“The regional diversity continues to increase, with the first-ever Middle Eastern list entry via energy firm Saudi Aramco,” wrote Clarivate in the report. 

Apart from Saudi Aramco, other new entrants to the list are China’s Alibaba, Germany’s Continental, US’ General Motors, South Korea’s Hyundai Motors and Kia Motors, US’s Philip Morris International, and UK’s Rolls-Royce. 

Clarivate added that companies have been included in the list based on factors like influence, success, globalization, and technical distinctiveness. 


TASI extends losses on fears of economic slowdowns: Closing bell

TASI extends losses on fears of economic slowdowns: Closing bell
Updated 04 July 2022

TASI extends losses on fears of economic slowdowns: Closing bell

TASI extends losses on fears of economic slowdowns: Closing bell

RIYADH: Saudi stock markets extended losses as investors worried that the latest central bank efforts to curb inflation would lead to rapid economic slowdowns.

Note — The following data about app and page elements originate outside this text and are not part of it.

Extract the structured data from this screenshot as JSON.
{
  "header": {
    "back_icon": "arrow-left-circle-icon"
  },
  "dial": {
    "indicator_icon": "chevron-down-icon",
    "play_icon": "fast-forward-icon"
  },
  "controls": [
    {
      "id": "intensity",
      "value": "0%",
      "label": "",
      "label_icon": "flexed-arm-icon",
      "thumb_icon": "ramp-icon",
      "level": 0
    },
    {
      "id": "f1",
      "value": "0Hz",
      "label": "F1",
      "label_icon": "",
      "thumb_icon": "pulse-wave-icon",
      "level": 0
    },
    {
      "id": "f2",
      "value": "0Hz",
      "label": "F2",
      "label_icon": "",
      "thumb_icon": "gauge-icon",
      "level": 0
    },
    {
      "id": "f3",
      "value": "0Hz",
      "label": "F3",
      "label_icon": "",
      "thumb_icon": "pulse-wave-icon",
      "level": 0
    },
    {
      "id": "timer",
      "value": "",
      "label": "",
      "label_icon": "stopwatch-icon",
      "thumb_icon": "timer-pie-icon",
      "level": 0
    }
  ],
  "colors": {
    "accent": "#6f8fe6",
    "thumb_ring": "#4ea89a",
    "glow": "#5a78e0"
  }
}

The main index, TASI, fell 0.93 percent to reach 11,358, while the parallel market, Nomu, dropped 1.94 percent at 20,672.

Fawaz Abdulaziz Alhokair Co. led the decliners since the market opened with a 9.99 percent fall, followed by Abdulmohsen Alhokair Group for Tourism and Development which fell 9.92 percent.

Saudi Aramco, the largest player on the Saudi oil market, lost 1.29 percent, while Methanol Chemicals Co. fell 2.57 percent.

In the financial sector, the Kingdom’s largest valued bank Al Rajhi, dropped 0.50 percent, while The Saudi National Bank slipped 1.05 percent.

Among the biggest IT companies, Elm Co. gained 0.56 percent and Al Moammar Information Systems Co. edged down 2.08 percent.

Jadwa REIT Saudi Fund led the gainers with 4.75 percent gain, closely followed by Dar Alarkan Real Estate Development Co. with a 4.56 percent rise.

In the energy sector, West Texas Intermediate crude was trading at $109.69 per barrel and Brent crude was trading at $113.12 per barrel as of 3:24 p.m. Saudi time.